At the head of an invasion army that was probably the largest ever to arrive on these shores, he told his soldiers: ‘Let no one escape sheer destruction . . . not even the babe in the womb.’ Severus died in York before the order could be carried out. As an adviser to Michael Gove in the writing of the national curriculum for history, I failed to persuade him to include Severus as a specific topic.
The fact of an African emperor presiding over and, where necessary, enforcing further slavery on Brits is largely forgotten these days, not least in history lessons. There is a growing call, however, for more black history to be taught in our schools. The BBC reported: ‘Black History Month in the UK is officially in October, but an educational group, The Black Curriculum, is pushing for the British school syllabus to be changed so that black history is taught throughout the year.’
This demand should be rejected. Any requirement for schools to teach history through the lens of black history will lead to the subject being distorted and narrowed.
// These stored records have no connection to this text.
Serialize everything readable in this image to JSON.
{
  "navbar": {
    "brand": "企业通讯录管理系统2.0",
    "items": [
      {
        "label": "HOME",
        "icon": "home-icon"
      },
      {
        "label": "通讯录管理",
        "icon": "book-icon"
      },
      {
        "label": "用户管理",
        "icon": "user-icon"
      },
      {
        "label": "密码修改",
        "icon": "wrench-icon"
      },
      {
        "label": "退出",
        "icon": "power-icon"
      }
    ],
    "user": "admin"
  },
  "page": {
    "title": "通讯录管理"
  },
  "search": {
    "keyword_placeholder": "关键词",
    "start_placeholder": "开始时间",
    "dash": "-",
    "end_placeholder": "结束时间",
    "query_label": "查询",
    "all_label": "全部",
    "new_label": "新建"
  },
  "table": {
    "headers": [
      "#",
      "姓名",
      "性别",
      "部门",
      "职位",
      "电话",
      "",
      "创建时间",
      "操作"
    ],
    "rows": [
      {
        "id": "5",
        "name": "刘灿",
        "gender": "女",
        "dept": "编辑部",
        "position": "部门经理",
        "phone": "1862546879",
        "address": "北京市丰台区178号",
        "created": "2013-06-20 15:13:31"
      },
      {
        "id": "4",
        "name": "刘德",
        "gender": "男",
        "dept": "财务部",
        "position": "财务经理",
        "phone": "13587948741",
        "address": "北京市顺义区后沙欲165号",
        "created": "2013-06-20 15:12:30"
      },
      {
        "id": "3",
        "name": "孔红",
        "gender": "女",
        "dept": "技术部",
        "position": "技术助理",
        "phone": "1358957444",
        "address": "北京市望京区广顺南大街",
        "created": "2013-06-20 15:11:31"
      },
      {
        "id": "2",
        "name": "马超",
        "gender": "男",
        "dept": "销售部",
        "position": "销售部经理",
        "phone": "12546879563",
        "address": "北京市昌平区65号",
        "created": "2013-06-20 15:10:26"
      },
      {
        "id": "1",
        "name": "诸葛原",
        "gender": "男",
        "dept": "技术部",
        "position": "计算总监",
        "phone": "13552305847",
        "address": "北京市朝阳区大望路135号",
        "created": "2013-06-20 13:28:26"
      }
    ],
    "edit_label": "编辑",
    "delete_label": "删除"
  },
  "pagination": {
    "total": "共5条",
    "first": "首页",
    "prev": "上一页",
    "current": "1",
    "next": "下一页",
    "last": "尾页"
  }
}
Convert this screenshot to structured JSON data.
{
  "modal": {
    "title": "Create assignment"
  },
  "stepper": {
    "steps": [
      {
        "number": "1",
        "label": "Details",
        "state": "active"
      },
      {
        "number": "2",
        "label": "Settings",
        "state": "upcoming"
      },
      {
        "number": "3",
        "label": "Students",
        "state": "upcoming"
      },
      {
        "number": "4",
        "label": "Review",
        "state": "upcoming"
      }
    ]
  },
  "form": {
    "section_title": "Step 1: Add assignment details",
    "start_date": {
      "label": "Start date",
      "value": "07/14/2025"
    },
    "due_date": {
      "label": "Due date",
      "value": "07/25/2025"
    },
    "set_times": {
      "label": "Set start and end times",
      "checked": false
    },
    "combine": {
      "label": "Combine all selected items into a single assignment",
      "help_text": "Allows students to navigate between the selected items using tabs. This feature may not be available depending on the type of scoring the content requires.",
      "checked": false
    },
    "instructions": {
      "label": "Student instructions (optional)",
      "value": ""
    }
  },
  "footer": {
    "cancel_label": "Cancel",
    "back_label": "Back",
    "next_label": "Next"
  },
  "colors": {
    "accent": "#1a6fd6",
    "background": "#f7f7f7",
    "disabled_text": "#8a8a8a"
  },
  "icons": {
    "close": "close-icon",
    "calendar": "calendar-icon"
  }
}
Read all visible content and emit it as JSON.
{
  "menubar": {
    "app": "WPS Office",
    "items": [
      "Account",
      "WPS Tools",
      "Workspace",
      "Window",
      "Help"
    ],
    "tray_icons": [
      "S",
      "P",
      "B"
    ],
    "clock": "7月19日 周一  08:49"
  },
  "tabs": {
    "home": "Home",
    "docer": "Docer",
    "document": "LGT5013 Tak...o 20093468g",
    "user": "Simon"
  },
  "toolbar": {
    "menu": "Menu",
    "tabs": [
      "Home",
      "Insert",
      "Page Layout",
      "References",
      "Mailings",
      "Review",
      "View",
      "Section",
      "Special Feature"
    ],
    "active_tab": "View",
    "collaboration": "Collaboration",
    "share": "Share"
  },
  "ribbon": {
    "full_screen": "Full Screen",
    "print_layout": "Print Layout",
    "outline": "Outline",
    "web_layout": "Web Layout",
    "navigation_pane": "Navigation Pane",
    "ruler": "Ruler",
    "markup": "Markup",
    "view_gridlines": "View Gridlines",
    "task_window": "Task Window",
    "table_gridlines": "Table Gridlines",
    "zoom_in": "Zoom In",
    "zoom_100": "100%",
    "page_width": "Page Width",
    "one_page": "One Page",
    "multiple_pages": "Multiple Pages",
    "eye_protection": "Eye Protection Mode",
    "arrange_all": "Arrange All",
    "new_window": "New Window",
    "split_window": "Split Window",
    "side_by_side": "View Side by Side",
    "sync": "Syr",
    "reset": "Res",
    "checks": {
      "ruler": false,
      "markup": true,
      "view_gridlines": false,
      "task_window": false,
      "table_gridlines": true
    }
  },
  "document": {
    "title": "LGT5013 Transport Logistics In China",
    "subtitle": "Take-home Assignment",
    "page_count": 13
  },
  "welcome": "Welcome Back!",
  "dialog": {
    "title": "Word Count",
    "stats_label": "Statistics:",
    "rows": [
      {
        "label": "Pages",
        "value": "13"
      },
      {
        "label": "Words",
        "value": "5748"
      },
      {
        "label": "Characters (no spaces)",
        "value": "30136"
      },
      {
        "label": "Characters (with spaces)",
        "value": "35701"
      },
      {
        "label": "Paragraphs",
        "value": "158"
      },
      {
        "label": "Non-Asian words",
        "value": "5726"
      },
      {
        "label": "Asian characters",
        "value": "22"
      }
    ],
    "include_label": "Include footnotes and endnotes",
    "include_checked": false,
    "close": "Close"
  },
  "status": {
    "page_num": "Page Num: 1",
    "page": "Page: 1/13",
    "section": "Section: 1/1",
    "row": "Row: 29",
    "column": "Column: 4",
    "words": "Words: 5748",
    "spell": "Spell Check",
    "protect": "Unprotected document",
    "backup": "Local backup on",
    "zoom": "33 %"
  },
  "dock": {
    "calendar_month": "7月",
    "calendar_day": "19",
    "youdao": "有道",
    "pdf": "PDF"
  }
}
Teachers will need to seek out historical topics that lend themselves to a black history narrative.
Of course, where relevant, black history should be taught at any time of the year. The truth is, though, that most of our history cannot honestly lend itself to this politically correct approach. What, for example, was the black dimension to the reign of Alfred, to the Norman Conquest or to Magna Carta?
An African presence in Roman Britain has proved especially contentious. It should not be. Children should know about racial diversity in the Roman Empire in general and in Roman Britain in particular.
What promoters of black history leave out of the story of Africans in Roman Britain is they that were here as part of a foreign army of occupation. They murdered, massacred and mutilated in the time-honoured Roman fashion. Referring to the British, the Roman politician and historian Tacitus summed up the role of that army, including its Africans, in his Agricola: ‘Because they did not know better, they called it civilisation when it was part of their slavery.’
He added: ‘To ravage, to slaughter, to usurp under false titles, they call empire; and where they make a desert, they call it peace.’
The black history lobby needs to overcome its obsession with Africans as victims for whom penance must be done in the school curriculum. Africans were enslaved and so were non-Africans, including white Brits. The enslavement of Britons described by Tacitus, however, lasted close to four hundred years – rather longer than Britain’s so-called triangular slave trade with West Africa.
Over millennia, across the world and, even, today, political leaders regardless of race or colour have promoted slavery. Britain’s political class, though, was the first to abolish the trade in slaves. Within Britain, itself, slavery had not had any legal status since the collapse of feudalism.
Fantastical arguments, such as the one proposed by Diane Abbott, discredit the case for teaching more black history: ‘The earliest blacks in Britain were probably black Roman centurions that came over hundreds of years before Christ.’
Black history has a part to play in our national story, especially since the expansion and decline of Empire in recent centuries. When it is presented in the classroom or by the media, however, we need to be given the whole picture. Whether playing the part of enslavers or enslaved, different races differ little in terms of mindset.
Taken at face value, which is difficult and most likely will not happen, the BBC’s Noughts + Crosses drama shows that black and white, white and black, are very much the same when it comes to the human characteristics of goodness and evil. History shows that, too. This should be the lesson for young people. Ditch the sense of grievance whichever side of the fence you are on and look at the whole picture.